** Exercise aim **
Copy out the data exactly, leaving the pictures behind.

⁂

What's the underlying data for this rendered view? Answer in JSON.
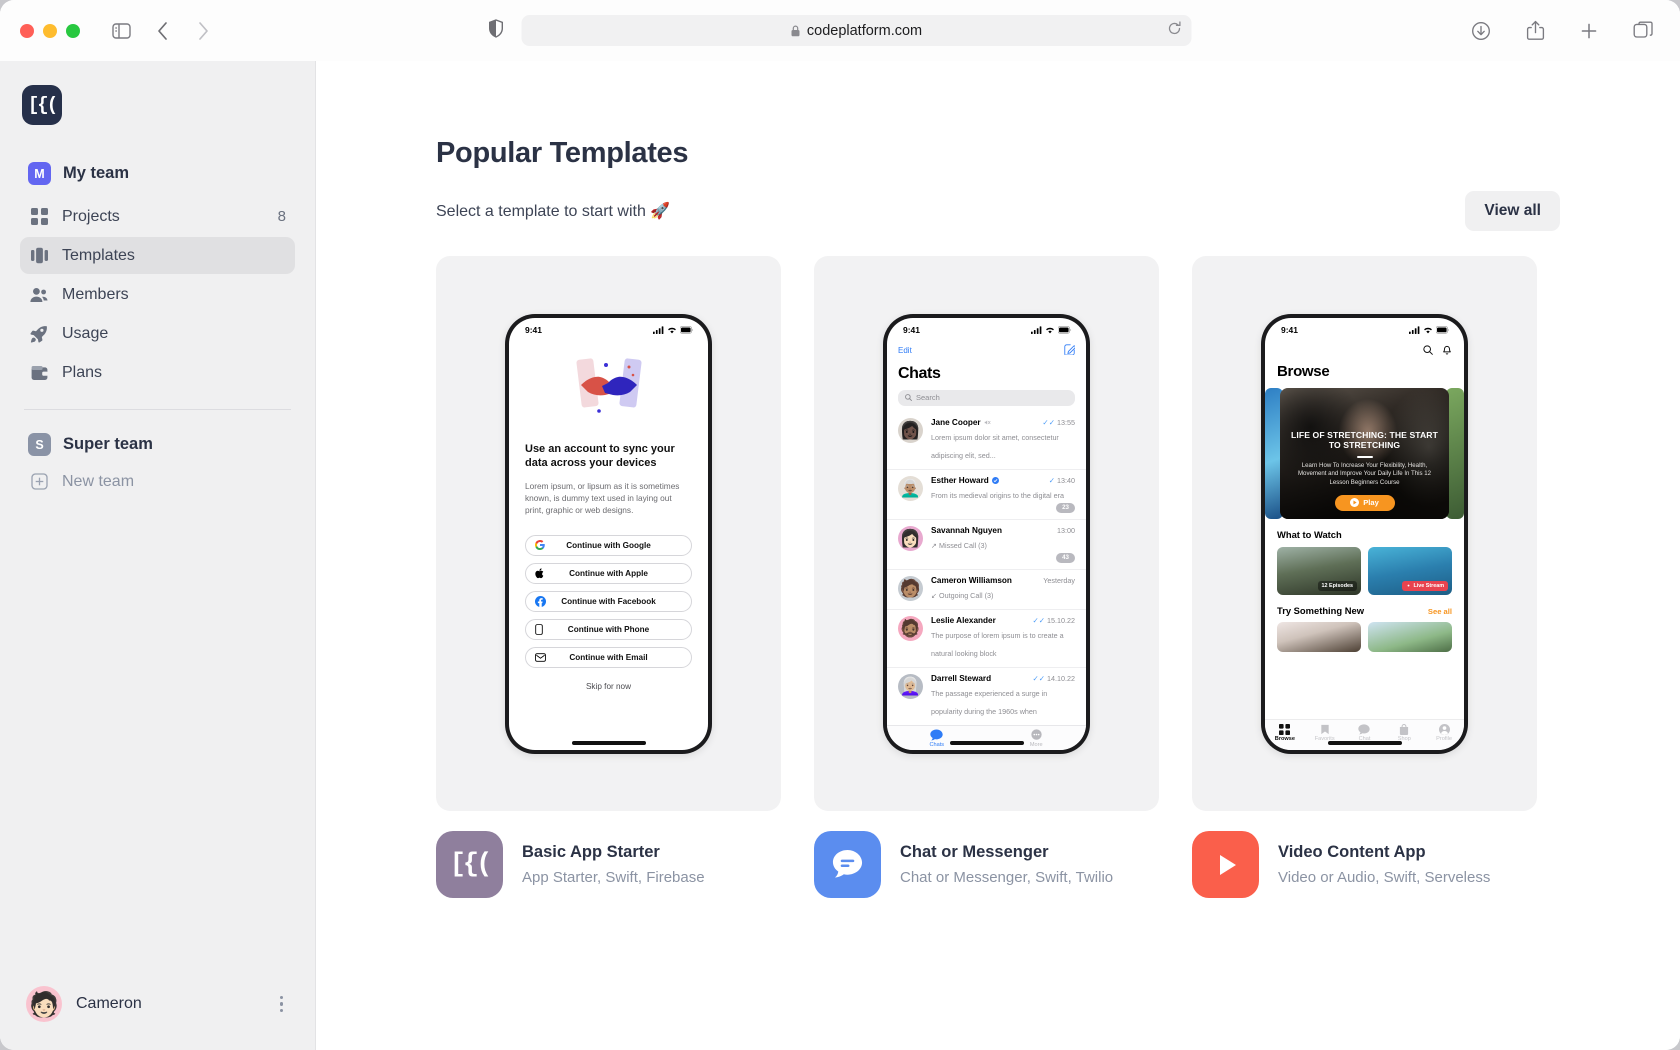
{
  "browser": {
    "url": "codeplatform.com",
    "lock_icon": "lock-icon",
    "shield_icon": "shield-icon",
    "reload_icon": "reload-icon",
    "back_icon": "back-chevron-icon",
    "forward_icon": "forward-chevron-icon",
    "sidebar_toggle_icon": "sidebar-toggle-icon",
    "downloads_icon": "downloads-icon",
    "share_icon": "share-icon",
    "new_tab_icon": "plus-icon",
    "tabs_icon": "tab-overview-icon"
  },
  "sidebar": {
    "brand": "[{(",
    "team": {
      "initial": "M",
      "name": "My team",
      "color": "#6366f1"
    },
    "items": [
      {
        "label": "Projects",
        "count": "8",
        "icon": "grid-icon",
        "active": false
      },
      {
        "label": "Templates",
        "count": "",
        "icon": "templates-icon",
        "active": true
      },
      {
        "label": "Members",
        "count": "",
        "icon": "members-icon",
        "active": false
      },
      {
        "label": "Usage",
        "count": "",
        "icon": "rocket-icon",
        "active": false
      },
      {
        "label": "Plans",
        "count": "",
        "icon": "wallet-icon",
        "active": false
      }
    ],
    "second_team": {
      "initial": "S",
      "name": "Super team",
      "color": "#8a93a6"
    },
    "new_team": {
      "label": "New team",
      "icon": "plus-box-icon"
    },
    "user": {
      "name": "Cameron",
      "menu_icon": "kebab-menu-icon"
    }
  },
  "main": {
    "title": "Popular Templates",
    "subtitle": "Select a template to start with 🚀",
    "view_all": "View all"
  },
  "templates": [
    {
      "title": "Basic App Starter",
      "subtitle": "App Starter, Swift, Firebase",
      "icon_glyph": "[{(",
      "icon_color": "#8f7f9d"
    },
    {
      "title": "Chat or Messenger",
      "subtitle": "Chat or Messenger, Swift, Twilio",
      "icon_glyph": "chat-bubble-icon",
      "icon_color": "#5b8def"
    },
    {
      "title": "Video Content App",
      "subtitle": "Video or Audio, Swift, Serveless",
      "icon_glyph": "play-icon",
      "icon_color": "#fa5f4b"
    }
  ],
  "phone1": {
    "status_time": "9:41",
    "heading": "Use an account to sync your data across your devices",
    "paragraph": "Lorem ipsum, or lipsum as it is sometimes known, is dummy text used in laying out print, graphic or web designs.",
    "buttons": [
      {
        "label": "Continue with Google",
        "icon": "google-icon"
      },
      {
        "label": "Continue with Apple",
        "icon": "apple-icon"
      },
      {
        "label": "Continue with Facebook",
        "icon": "facebook-icon"
      },
      {
        "label": "Continue with Phone",
        "icon": "phone-icon"
      },
      {
        "label": "Continue with Email",
        "icon": "email-icon"
      }
    ],
    "skip": "Skip for now"
  },
  "phone2": {
    "status_time": "9:41",
    "edit": "Edit",
    "compose_icon": "compose-icon",
    "title": "Chats",
    "search_placeholder": "Search",
    "chats": [
      {
        "name": "Jane Cooper",
        "muted": true,
        "verified": false,
        "message": "Lorem ipsum dolor sit amet, consectetur adipiscing elit, sed...",
        "time": "13:55",
        "ticks": "double",
        "badge": "",
        "avatar_color": "#d9d3cc",
        "face": "👩🏿"
      },
      {
        "name": "Esther Howard",
        "muted": false,
        "verified": true,
        "message": "From its medieval origins to the digital era",
        "time": "13:40",
        "ticks": "single",
        "badge": "23",
        "avatar_color": "#e4ded6",
        "face": "👨🏽‍🦳"
      },
      {
        "name": "Savannah Nguyen",
        "muted": false,
        "verified": false,
        "message": "↗ Missed Call (3)",
        "time": "13:00",
        "ticks": "none",
        "badge": "43",
        "avatar_color": "#e8a9cf",
        "face": "👩🏻"
      },
      {
        "name": "Cameron Williamson",
        "muted": false,
        "verified": false,
        "message": "↙ Outgoing Call (3)",
        "time": "Yesterday",
        "ticks": "none",
        "badge": "",
        "avatar_color": "#c5cbd1",
        "face": "🧑🏽"
      },
      {
        "name": "Leslie Alexander",
        "muted": false,
        "verified": false,
        "message": "The purpose of lorem ipsum is to create a natural looking block",
        "time": "15.10.22",
        "ticks": "double",
        "badge": "",
        "avatar_color": "#f5a8bf",
        "face": "🧔🏽"
      },
      {
        "name": "Darrell Steward",
        "muted": false,
        "verified": false,
        "message": "The passage experienced a surge in popularity during the 1960s when",
        "time": "14.10.22",
        "ticks": "double",
        "badge": "",
        "avatar_color": "#b7bcc4",
        "face": "👩🏼‍🦳"
      }
    ],
    "tabs": [
      {
        "label": "Chats",
        "icon": "chat-bubble-icon",
        "active": true
      },
      {
        "label": "More",
        "icon": "more-dots-icon",
        "active": false
      }
    ]
  },
  "phone3": {
    "status_time": "9:41",
    "search_icon": "search-icon",
    "bell_icon": "bell-icon",
    "title": "Browse",
    "hero": {
      "heading": "LIFE OF STRETCHING: THE START TO STRETCHING",
      "paragraph": "Learn How To Increase Your Flexibility, Health, Movement and Improve Your Daily Life In This 12 Lesson Beginners Course",
      "play_label": "Play",
      "play_icon": "play-circle-icon"
    },
    "section1": "What to Watch",
    "thumb1_tag": "12 Episodes",
    "thumb2_tag": "Live Stream",
    "section2": "Try Something New",
    "see_all": "See all",
    "tabs": [
      {
        "label": "Browse",
        "icon": "grid-icon",
        "active": true
      },
      {
        "label": "Favorits",
        "icon": "bookmark-icon",
        "active": false
      },
      {
        "label": "Chat",
        "icon": "chat-bubble-icon",
        "active": false
      },
      {
        "label": "Shop",
        "icon": "bag-icon",
        "active": false
      },
      {
        "label": "Profile",
        "icon": "person-icon",
        "active": false
      }
    ]
  }
}
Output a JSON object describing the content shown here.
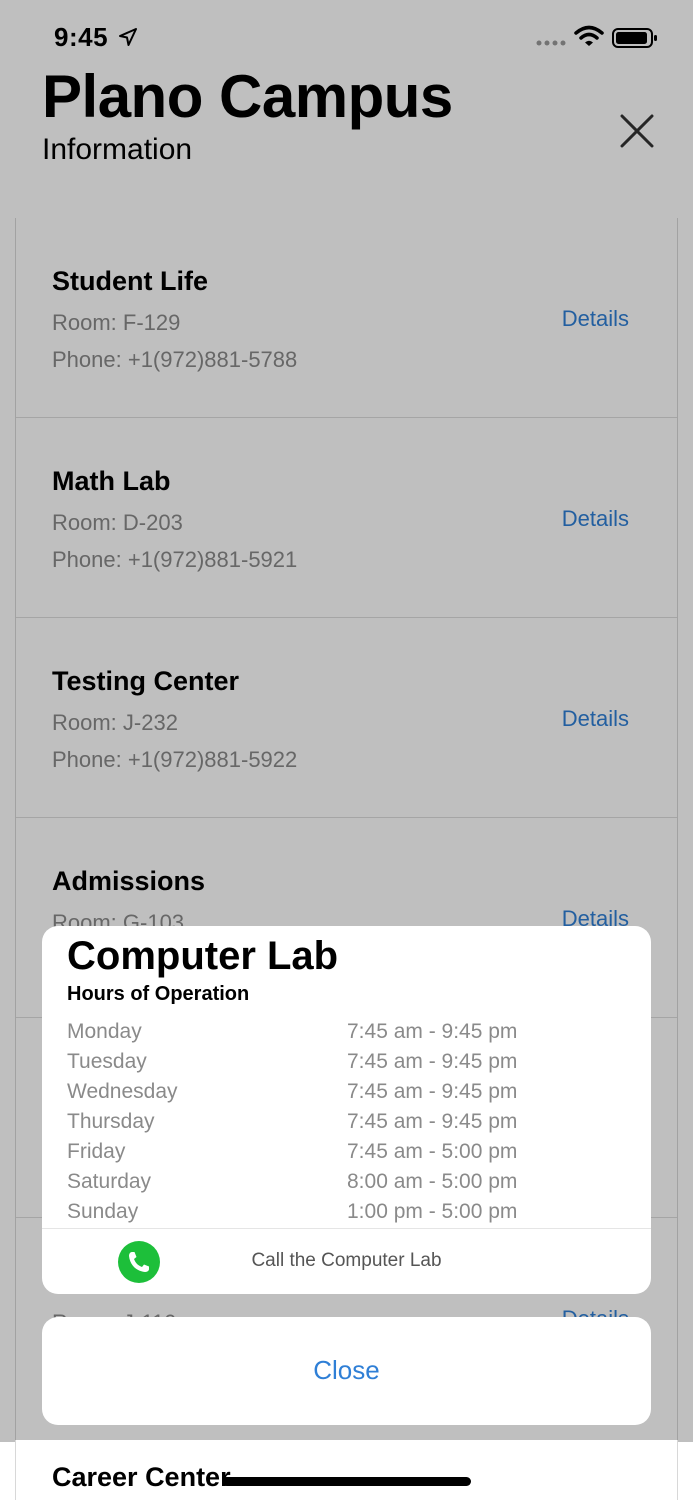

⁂

** Reply **
What's the underlying data for this rendered view? Answer in JSON.
{
  "browser": {
    "url": "codeplatform.com",
    "lock_icon": "lock-icon",
    "shield_icon": "shield-icon",
    "reload_icon": "reload-icon",
    "back_icon": "back-chevron-icon",
    "forward_icon": "forward-chevron-icon",
    "sidebar_toggle_icon": "sidebar-toggle-icon",
    "downloads_icon": "downloads-icon",
    "share_icon": "share-icon",
    "new_tab_icon": "plus-icon",
    "tabs_icon": "tab-overview-icon"
  },
  "sidebar": {
    "brand": "[{(",
    "team": {
      "initial": "M",
      "name": "My team",
      "color": "#6366f1"
    },
    "items": [
      {
        "label": "Projects",
        "count": "8",
        "icon": "grid-icon",
        "active": false
      },
      {
        "label": "Templates",
        "count": "",
        "icon": "templates-icon",
        "active": true
      },
      {
        "label": "Members",
        "count": "",
        "icon": "members-icon",
        "active": false
      },
      {
        "label": "Usage",
        "count": "",
        "icon": "rocket-icon",
        "active": false
      },
      {
        "label": "Plans",
        "count": "",
        "icon": "wallet-icon",
        "active": false
      }
    ],
    "second_team": {
      "initial": "S",
      "name": "Super team",
      "color": "#8a93a6"
    },
    "new_team": {
      "label": "New team",
      "icon": "plus-box-icon"
    },
    "user": {
      "name": "Cameron",
      "menu_icon": "kebab-menu-icon"
    }
  },
  "main": {
    "title": "Popular Templates",
    "subtitle": "Select a template to start with 🚀",
    "view_all": "View all"
  },
  "templates": [
    {
      "title": "Basic App Starter",
      "subtitle": "App Starter, Swift, Firebase",
      "icon_glyph": "[{(",
      "icon_color": "#8f7f9d"
    },
    {
      "title": "Chat or Messenger",
      "subtitle": "Chat or Messenger, Swift, Twilio",
      "icon_glyph": "chat-bubble-icon",
      "icon_color": "#5b8def"
    },
    {
      "title": "Video Content App",
      "subtitle": "Video or Audio, Swift, Serveless",
      "icon_glyph": "play-icon",
      "icon_color": "#fa5f4b"
    }
  ],
  "phone1": {
    "status_time": "9:41",
    "heading": "Use an account to sync your data across your devices",
    "paragraph": "Lorem ipsum, or lipsum as it is sometimes known, is dummy text used in laying out print, graphic or web designs.",
    "buttons": [
      {
        "label": "Continue with Google",
        "icon": "google-icon"
      },
      {
        "label": "Continue with Apple",
        "icon": "apple-icon"
      },
      {
        "label": "Continue with Facebook",
        "icon": "facebook-icon"
      },
      {
        "label": "Continue with Phone",
        "icon": "phone-icon"
      },
      {
        "label": "Continue with Email",
        "icon": "email-icon"
      }
    ],
    "skip": "Skip for now"
  },
  "phone2": {
    "status_time": "9:41",
    "edit": "Edit",
    "compose_icon": "compose-icon",
    "title": "Chats",
    "search_placeholder": "Search",
    "chats": [
      {
        "name": "Jane Cooper",
        "muted": true,
        "verified": false,
        "message": "Lorem ipsum dolor sit amet, consectetur adipiscing elit, sed...",
        "time": "13:55",
        "ticks": "double",
        "badge": "",
        "avatar_color": "#d9d3cc",
        "face": "👩🏿"
      },
      {
        "name": "Esther Howard",
        "muted": false,
        "verified": true,
        "message": "From its medieval origins to the digital era",
        "time": "13:40",
        "ticks": "single",
        "badge": "23",
        "avatar_color": "#e4ded6",
        "face": "👨🏽‍🦳"
      },
      {
        "name": "Savannah Nguyen",
        "muted": false,
        "verified": false,
        "message": "↗ Missed Call (3)",
        "time": "13:00",
        "ticks": "none",
        "badge": "43",
        "avatar_color": "#e8a9cf",
        "face": "👩🏻"
      },
      {
        "name": "Cameron Williamson",
        "muted": false,
        "verified": false,
        "message": "↙ Outgoing Call (3)",
        "time": "Yesterday",
        "ticks": "none",
        "badge": "",
        "avatar_color": "#c5cbd1",
        "face": "🧑🏽"
      },
      {
        "name": "Leslie Alexander",
        "muted": false,
        "verified": false,
        "message": "The purpose of lorem ipsum is to create a natural looking block",
        "time": "15.10.22",
        "ticks": "double",
        "badge": "",
        "avatar_color": "#f5a8bf",
        "face": "🧔🏽"
      },
      {
        "name": "Darrell Steward",
        "muted": false,
        "verified": false,
        "message": "The passage experienced a surge in popularity during the 1960s when",
        "time": "14.10.22",
        "ticks": "double",
        "badge": "",
        "avatar_color": "#b7bcc4",
        "face": "👩🏼‍🦳"
      }
    ],
    "tabs": [
      {
        "label": "Chats",
        "icon": "chat-bubble-icon",
        "active": true
      },
      {
        "label": "More",
        "icon": "more-dots-icon",
        "active": false
      }
    ]
  },
  "phone3": {
    "status_time": "9:41",
    "search_icon": "search-icon",
    "bell_icon": "bell-icon",
    "title": "Browse",
    "hero": {
      "heading": "LIFE OF STRETCHING: THE START TO STRETCHING",
      "paragraph": "Learn How To Increase Your Flexibility, Health, Movement and Improve Your Daily Life In This 12 Lesson Beginners Course",
      "play_label": "Play",
      "play_icon": "play-circle-icon"
    },
    "section1": "What to Watch",
    "thumb1_tag": "12 Episodes",
    "thumb2_tag": "Live Stream",
    "section2": "Try Something New",
    "see_all": "See all",
    "tabs": [
      {
        "label": "Browse",
        "icon": "grid-icon",
        "active": true
      },
      {
        "label": "Favorits",
        "icon": "bookmark-icon",
        "active": false
      },
      {
        "label": "Chat",
        "icon": "chat-bubble-icon",
        "active": false
      },
      {
        "label": "Shop",
        "icon": "bag-icon",
        "active": false
      },
      {
        "label": "Profile",
        "icon": "person-icon",
        "active": false
      }
    ]
  }
}
Output a JSON object describing the content shown here.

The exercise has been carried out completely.